The proposed Directive covering these tests includes several new measures, such as a near-total ban on experiments on great apes, including chimpanzees. (This fits the current regime, as great apes have not been used in the EU for six years.) Work with monkeys will still be permitted. Meanwhile, breeding, accommodation, and care standards for all animals will have to be improved.
"It is absolutely important to steer away from testing on animals," says European environment commissioner Stavros Dimas. "But where alternatives are not available, the situation of animals used in experiments must be improved."
One positive aspect is that the work pharma had achieved in the replacement, reduction, and refinement of animals in testing is being enshrined in the new Directive. Replacement involves using procedures that don't involve live, sentient animals; reduction seeks to minimize the number of animal experiments carried out; and refinement entails methods that minimize the amount of distress an animal suffers.

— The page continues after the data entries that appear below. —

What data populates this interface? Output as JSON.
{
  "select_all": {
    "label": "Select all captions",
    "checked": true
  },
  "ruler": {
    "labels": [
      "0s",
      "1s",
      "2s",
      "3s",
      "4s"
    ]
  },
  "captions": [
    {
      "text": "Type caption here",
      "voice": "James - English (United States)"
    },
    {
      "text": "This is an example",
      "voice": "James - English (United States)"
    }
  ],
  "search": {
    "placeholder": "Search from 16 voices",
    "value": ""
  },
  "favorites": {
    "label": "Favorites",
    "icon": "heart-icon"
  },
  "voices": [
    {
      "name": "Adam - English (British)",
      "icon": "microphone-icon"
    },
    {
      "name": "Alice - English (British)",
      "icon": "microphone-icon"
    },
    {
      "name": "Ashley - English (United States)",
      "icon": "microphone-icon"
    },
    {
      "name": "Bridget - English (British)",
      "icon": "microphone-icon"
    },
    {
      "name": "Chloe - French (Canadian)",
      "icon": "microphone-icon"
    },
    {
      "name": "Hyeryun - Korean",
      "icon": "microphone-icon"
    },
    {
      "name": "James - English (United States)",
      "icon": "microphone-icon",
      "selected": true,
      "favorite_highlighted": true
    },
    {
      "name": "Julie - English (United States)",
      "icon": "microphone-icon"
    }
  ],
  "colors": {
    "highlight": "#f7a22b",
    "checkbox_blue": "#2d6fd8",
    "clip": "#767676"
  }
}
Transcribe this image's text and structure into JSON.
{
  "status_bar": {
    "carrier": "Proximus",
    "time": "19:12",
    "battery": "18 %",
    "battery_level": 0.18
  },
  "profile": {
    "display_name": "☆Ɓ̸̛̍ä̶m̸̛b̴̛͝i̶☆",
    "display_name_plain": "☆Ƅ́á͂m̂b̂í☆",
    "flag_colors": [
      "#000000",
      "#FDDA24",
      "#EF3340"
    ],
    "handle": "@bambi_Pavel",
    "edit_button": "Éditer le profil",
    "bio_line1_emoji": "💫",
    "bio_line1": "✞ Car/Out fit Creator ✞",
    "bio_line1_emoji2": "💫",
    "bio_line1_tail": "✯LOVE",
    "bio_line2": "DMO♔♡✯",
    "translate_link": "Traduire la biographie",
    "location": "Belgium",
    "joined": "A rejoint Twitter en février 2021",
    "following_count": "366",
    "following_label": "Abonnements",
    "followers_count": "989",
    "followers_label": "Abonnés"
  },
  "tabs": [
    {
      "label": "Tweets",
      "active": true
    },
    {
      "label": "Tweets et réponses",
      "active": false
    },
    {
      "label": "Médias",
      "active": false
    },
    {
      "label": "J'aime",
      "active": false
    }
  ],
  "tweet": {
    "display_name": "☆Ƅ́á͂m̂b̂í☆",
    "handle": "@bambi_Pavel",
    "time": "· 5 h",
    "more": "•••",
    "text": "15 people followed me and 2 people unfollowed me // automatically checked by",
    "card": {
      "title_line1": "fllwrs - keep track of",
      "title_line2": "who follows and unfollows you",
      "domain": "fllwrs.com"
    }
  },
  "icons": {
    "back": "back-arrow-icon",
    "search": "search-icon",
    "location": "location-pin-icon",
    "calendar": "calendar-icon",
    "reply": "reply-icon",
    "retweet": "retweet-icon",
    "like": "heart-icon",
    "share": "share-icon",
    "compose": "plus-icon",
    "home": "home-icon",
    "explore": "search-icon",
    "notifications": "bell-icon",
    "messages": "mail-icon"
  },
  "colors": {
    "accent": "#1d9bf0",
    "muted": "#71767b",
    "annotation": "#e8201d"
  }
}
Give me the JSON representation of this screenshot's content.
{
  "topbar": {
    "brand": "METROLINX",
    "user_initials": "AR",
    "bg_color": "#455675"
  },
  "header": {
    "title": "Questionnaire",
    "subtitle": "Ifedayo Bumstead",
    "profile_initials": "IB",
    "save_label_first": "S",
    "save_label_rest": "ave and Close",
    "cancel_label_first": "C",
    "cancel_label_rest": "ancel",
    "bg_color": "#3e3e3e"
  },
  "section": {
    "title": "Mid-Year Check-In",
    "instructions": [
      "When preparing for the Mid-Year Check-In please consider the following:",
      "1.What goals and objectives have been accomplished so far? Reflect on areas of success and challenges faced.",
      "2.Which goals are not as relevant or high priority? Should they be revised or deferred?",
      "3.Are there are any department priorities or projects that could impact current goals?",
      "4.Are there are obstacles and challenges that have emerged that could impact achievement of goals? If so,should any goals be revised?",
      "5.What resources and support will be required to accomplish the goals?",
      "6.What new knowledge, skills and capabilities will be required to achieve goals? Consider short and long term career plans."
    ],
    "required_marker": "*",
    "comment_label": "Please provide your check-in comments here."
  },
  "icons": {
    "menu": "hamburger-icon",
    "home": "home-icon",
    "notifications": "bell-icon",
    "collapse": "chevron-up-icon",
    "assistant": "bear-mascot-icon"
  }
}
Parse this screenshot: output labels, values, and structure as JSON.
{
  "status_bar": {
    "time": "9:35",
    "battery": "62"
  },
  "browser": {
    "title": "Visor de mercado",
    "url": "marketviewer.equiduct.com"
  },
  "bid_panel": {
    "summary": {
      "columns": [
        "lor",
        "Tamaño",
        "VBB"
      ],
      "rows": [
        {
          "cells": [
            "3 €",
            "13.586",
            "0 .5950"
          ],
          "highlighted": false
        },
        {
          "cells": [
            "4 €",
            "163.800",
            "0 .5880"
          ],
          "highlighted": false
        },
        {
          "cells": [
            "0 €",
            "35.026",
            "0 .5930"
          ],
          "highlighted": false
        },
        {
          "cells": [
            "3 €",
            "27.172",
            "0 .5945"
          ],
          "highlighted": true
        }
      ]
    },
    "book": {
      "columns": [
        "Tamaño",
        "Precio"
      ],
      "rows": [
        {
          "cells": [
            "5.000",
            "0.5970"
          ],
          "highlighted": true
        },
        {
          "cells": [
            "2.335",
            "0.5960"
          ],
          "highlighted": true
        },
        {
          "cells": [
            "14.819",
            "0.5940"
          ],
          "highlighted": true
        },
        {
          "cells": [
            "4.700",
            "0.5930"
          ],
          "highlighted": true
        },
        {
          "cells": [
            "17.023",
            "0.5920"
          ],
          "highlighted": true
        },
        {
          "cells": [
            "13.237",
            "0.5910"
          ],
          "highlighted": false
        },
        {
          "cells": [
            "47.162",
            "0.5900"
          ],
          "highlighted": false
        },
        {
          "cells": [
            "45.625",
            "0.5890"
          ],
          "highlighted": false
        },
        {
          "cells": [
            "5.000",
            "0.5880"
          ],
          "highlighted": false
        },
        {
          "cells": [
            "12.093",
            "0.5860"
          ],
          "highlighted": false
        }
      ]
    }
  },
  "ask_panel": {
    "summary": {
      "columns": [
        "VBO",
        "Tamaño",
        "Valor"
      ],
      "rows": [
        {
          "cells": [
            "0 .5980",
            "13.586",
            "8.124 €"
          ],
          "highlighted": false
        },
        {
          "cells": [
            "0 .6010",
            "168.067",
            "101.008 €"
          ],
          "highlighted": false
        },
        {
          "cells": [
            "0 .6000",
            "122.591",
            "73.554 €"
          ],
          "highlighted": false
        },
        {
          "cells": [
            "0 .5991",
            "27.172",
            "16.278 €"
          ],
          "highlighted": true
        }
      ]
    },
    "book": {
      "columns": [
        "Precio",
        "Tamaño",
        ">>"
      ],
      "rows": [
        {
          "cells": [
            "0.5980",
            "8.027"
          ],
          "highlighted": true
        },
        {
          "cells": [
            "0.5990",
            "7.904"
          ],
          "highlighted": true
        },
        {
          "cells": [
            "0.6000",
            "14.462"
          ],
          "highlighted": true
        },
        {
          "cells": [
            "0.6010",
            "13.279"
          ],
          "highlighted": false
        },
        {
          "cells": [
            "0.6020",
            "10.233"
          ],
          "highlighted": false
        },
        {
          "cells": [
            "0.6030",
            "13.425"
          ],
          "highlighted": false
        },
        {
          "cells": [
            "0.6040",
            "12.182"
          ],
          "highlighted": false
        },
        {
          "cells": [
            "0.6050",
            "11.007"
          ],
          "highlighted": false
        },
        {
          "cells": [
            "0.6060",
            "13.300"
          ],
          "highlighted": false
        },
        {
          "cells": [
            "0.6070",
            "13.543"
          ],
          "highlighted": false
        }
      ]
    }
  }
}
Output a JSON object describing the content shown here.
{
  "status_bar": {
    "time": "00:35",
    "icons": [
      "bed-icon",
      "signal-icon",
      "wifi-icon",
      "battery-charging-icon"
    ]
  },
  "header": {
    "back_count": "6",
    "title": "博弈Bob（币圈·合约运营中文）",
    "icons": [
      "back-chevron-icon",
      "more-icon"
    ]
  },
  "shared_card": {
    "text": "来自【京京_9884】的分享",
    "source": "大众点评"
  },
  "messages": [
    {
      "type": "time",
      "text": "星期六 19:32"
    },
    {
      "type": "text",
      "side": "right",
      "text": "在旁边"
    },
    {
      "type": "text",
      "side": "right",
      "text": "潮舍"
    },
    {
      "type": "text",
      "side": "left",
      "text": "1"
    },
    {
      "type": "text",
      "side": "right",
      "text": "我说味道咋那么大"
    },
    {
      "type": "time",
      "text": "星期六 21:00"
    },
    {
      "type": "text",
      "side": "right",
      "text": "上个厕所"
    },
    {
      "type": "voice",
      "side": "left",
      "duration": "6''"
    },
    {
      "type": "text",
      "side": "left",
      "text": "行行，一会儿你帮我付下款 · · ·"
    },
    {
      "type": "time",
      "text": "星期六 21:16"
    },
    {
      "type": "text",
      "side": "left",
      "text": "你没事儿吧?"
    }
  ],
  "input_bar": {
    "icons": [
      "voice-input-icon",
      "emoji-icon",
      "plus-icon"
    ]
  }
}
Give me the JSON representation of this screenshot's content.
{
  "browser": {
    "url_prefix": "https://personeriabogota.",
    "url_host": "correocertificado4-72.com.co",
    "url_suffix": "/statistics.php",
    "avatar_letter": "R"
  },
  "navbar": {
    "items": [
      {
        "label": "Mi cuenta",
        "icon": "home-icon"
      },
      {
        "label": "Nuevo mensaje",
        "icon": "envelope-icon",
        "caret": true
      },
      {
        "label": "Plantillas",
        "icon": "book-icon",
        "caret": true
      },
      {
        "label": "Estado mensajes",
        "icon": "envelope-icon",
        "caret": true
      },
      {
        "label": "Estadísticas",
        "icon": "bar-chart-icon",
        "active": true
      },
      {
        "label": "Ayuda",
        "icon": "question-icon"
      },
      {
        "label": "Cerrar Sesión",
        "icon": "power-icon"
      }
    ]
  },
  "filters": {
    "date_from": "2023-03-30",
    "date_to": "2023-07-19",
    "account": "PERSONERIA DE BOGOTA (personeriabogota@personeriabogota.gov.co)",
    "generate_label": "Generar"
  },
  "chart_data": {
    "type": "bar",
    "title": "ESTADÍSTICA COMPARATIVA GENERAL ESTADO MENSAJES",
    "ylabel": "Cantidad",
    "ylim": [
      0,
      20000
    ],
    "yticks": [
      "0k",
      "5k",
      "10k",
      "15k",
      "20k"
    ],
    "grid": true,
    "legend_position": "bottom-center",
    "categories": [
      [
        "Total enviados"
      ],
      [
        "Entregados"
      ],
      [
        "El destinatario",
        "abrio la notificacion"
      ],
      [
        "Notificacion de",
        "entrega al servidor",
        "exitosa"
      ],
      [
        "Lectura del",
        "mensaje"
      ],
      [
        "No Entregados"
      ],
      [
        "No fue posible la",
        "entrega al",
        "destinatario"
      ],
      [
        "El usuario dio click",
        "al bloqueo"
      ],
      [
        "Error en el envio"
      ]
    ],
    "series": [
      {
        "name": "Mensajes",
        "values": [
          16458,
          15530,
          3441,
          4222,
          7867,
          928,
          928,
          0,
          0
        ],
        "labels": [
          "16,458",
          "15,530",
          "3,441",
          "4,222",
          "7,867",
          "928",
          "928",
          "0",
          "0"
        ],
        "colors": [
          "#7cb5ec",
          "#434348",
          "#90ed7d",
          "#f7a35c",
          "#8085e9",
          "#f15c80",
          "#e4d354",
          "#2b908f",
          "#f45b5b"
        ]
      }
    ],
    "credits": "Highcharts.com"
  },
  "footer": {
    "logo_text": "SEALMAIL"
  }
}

While parts of the Directive simply formalize the rules that industry has been working under for some time, there are serious concerns with some of the proposed revisions. These include a perception that it will impose unnecessary regulatory burdens on scientists, and do little if anything to improve animal welfare. Another concern is that the Directive will encourage research to be done outside the EU, in countries where animal-testing rules are less stringent.
The UK BioIndustry Association is disappointed with some of the new proposals. "One would expect that the proposed Directive would take into account the most up-to-date scientific and ethical practices. However, this does not seem to be the case," claims UK BioIndustry's chief executive, Aisling Burnand.
The Association of Medical Research Charities is also concerned that policymakers do not necessarily understand the complexities of achieving the right balance of what is and is not allowed. "While animals must never be used where there are alternatives, aiming for blanket reductions in numbers may be an overly simplistic approach that enables our sector to be seen to act, while [remaining] incompatible with progress in medical research," says head of external relations, Sophie Petit-Zeman. "This Directive needs to proceed in ways that are good for animals and patients."
Animal welfare groups generally welcome the proposals, according to the European Coalition to End Animal Experiments (ECEAE). However, they want assurance that the sentiments are not just abstract, and that there will be increased investment in alternative research and binding targets on the reduction of animal use. "We applaud the Commission for taking this opportunity to address the suffering caused to animals," says ECEAE Chief Executive Michelle Thew. "We must not lose this chance to ensure that the final law delivers mandatory targets for the rapid reduction of animal use by member states."
Sarah Houlton is Pharmaceutical Executive's global correspondent. She can be reached at firstname.lastname@example.org